Lump Sum essentially means ‘one time investment’ or investing the entire amount in one go. Let’s see some of the advantages of this investment mode.
Advantages of lump sum investing:
For individuals with sufficient savings or balances and with knowledge of markets and investing, a lump sum investment can prove to be beneficial. This is also applicable for people engaged in business who might not have regular cash flows but can accommodate lump sum investments at the time of tax planning.
2 Year End Tax planning
During the annual document submission exercise, when there is no time at hand, lump sum is the option that the investor has to go with. Although this form of investment is simple, an ideal approach would be investing from the start of the financial year itself.
SIP or Lumpsum?
Now which mode to select for your ELSS investments is a factor of certain key attributes like
1 Lock in period v / s liquidity
ELSS investments come with a lock in period of three years. SIP amounts would have a spread out maturity period as per the frequency of investment plan whereas lump sum amounts would be available for redemption immediately after completion of three years. For example, if an investor deposits their entire capital in an investment plan of 3 years on 1st September 2017, all the units will mature on 1st September 2020 and will be available for withdrawal any time after that.
If invested via SIP, the scenario will be different.
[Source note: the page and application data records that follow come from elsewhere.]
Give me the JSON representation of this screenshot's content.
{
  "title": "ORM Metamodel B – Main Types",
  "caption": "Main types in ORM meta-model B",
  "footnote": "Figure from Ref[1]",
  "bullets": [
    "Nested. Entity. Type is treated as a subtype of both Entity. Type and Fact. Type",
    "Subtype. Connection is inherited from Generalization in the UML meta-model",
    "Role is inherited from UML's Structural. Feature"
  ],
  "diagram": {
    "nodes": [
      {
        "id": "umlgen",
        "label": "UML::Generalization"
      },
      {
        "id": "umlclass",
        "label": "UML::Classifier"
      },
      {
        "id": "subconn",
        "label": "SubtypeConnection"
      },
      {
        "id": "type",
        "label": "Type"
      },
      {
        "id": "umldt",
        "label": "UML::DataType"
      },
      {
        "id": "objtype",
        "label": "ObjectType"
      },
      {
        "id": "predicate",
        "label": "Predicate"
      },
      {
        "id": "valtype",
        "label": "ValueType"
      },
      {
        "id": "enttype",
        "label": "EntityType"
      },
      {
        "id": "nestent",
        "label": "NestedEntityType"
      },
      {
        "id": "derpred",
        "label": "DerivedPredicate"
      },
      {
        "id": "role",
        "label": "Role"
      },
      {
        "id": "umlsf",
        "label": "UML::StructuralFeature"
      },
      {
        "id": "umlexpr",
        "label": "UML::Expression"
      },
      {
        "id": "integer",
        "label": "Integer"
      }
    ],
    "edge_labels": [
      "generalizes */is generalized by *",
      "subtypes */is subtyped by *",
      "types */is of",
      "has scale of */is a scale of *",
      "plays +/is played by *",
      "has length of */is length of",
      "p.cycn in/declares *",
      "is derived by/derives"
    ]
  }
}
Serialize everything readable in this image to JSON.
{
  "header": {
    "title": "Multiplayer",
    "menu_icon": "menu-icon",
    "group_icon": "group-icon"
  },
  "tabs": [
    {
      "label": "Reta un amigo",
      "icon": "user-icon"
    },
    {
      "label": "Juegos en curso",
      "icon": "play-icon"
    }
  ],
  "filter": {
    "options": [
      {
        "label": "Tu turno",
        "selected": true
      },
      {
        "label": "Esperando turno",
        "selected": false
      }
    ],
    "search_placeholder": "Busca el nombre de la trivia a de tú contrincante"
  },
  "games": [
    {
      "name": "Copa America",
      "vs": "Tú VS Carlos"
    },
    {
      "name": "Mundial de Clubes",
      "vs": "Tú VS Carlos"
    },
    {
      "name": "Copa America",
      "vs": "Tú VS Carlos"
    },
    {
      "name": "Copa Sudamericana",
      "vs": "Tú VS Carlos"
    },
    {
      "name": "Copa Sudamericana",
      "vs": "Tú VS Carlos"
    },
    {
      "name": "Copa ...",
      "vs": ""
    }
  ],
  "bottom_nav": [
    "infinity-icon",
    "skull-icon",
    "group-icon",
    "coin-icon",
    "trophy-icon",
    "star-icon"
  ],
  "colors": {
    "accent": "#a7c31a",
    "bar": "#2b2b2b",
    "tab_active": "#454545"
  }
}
Here, an investor deposits funds every month, starting from 1st September 2017, 1st October 2017, 1st November 2017, and so on. After 3 years, the units bought on 1st September 2017 will mature on 1st September 2020, 1st October 2017 units will mature on 1st October 2020, 1st November 2017 units will mature on 1st November 2020, and so on. The choice of investment would depend on an investor’s liquidity objectives – in case someone is looking for liquidity of these investments at regular intervals after completion of three years, then the SIP route is preferred.
2 Fund requirement
This would differ from person to person. Some investors invest strictly with the time frame in mind and might need the entire amount after completion of three years. Others, on the other hand, might choose to stay with the investments for a longer time period, depending upon the scheme’s performance and their need.
3 Risk tolerance
An individual’s risk assessment with respect to the chosen investment would prove beneficial in answering the ‘how’ question. Markets work in cycles and investors react to market volatility and ‘cycles’ differently. For some, risk mitigation comes with SIP investing, while for other, educated and aware investors, lump sum investing might prove to be a better option.
In case of redemptions, a bull market is obviously better for investors. However, while accumulating units, continuous bull markets would be disadvantageous for SIP investors, as units bought will be fewer.
A bear market will work for both SIP and lump sum investors during the accumulation stage, as more units will be bought. However, this means that investors are indulging in timing the market, which by all means, is a futile exercise.
SIP investing has proved to be successful on the premise that it is not possible and prudent to time the markets.
Last-minute tax rush often leads people into making lump sum investments into new funds every year, which essentially leads to fund overlap.
Thus, it is not about ‘which one of the two’ but more about suitability of one against the other. The decision should be well planned and based on the investor’s risk tolerance and funds availability – along with the goals and time-frame.